Exercise aim:
Scan the records below, and wherever a line has the word "true", pull it out.

Given entries:
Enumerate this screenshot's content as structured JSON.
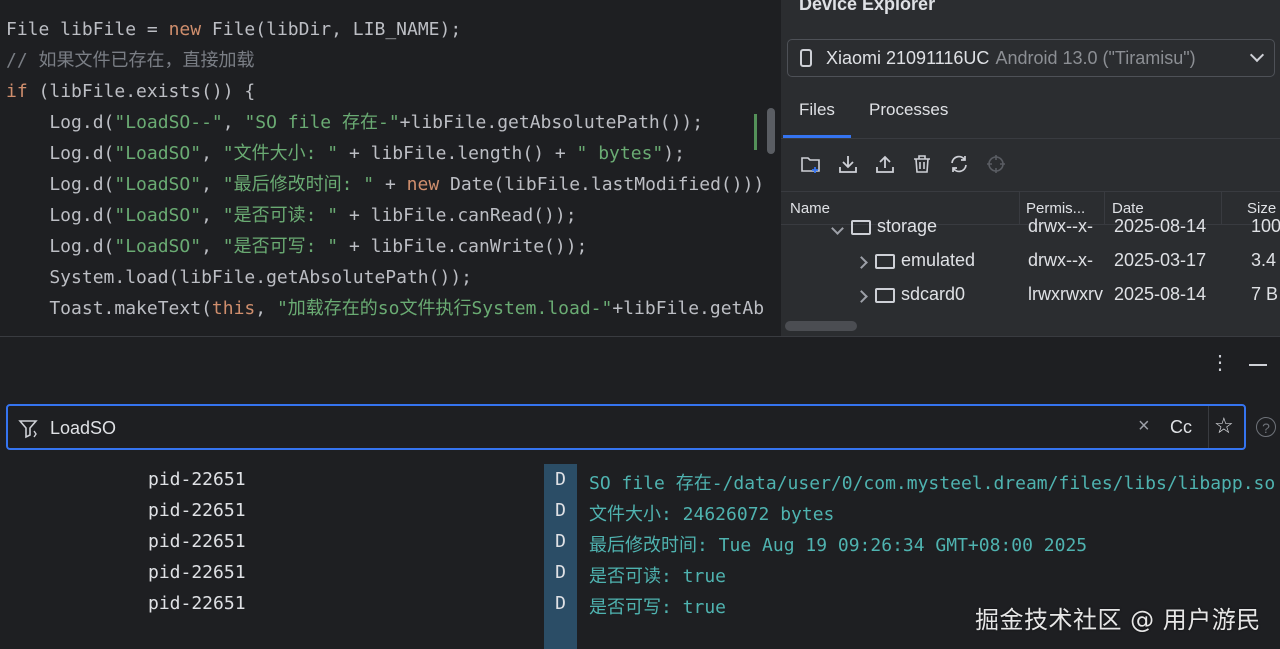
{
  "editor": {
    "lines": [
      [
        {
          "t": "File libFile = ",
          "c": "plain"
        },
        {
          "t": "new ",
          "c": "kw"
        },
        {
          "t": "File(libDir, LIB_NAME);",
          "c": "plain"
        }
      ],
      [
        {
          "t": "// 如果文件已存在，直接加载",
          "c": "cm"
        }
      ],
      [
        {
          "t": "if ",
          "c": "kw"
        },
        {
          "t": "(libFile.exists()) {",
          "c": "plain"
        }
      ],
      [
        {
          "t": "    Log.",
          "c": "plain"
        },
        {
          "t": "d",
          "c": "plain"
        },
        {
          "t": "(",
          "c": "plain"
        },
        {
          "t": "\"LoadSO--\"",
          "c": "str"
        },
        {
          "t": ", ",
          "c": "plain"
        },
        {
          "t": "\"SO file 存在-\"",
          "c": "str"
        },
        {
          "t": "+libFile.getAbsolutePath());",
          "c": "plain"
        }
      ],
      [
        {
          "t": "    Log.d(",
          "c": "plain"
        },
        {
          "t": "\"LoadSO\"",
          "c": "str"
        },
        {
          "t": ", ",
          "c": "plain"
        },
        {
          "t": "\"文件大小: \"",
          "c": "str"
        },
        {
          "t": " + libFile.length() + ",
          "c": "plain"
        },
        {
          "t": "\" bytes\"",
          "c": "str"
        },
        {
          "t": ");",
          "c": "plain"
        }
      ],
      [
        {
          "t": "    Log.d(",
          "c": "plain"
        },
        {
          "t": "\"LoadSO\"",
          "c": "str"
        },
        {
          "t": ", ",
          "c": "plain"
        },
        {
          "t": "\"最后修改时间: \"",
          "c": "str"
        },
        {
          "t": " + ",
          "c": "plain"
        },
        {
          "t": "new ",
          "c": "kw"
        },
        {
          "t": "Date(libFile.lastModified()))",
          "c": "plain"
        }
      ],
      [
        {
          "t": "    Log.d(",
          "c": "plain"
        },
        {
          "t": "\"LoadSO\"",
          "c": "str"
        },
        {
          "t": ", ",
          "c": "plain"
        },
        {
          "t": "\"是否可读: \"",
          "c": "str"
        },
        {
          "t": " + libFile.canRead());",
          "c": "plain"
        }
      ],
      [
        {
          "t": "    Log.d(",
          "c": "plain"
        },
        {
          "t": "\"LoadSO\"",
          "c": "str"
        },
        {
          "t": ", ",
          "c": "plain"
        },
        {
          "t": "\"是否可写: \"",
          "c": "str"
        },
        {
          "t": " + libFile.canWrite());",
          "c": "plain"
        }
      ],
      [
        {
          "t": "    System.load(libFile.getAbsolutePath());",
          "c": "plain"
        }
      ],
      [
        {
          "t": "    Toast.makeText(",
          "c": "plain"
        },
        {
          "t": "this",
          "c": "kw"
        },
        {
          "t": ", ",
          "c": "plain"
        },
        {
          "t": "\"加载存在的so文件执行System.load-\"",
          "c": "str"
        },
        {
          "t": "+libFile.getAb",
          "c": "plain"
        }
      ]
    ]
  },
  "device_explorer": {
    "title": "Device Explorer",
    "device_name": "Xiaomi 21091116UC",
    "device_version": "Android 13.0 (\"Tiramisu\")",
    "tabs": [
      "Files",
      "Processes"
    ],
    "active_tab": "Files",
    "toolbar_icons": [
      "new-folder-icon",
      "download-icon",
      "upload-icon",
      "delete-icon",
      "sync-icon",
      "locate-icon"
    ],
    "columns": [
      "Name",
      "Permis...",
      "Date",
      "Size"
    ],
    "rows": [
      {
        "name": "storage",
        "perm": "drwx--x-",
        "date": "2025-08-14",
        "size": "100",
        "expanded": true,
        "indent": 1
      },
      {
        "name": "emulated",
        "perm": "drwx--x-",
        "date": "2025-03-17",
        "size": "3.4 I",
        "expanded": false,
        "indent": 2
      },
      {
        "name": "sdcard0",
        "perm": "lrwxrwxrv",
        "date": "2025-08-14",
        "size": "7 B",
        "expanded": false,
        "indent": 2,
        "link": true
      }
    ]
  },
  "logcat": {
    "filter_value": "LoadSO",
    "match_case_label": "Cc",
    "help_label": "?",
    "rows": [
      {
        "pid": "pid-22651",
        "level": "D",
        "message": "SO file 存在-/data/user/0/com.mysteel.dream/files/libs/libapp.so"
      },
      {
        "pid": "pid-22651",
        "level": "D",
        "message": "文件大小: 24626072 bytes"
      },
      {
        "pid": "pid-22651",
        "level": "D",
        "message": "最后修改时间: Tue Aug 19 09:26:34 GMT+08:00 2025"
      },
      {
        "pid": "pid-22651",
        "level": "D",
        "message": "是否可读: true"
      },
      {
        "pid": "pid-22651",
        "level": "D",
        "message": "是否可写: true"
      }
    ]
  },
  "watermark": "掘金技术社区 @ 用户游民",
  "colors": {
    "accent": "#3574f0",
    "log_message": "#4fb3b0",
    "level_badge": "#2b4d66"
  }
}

Reply:
        "expanded": true,
        "link": true
        "message": "是否可读: true"
        "message": "是否可写: true"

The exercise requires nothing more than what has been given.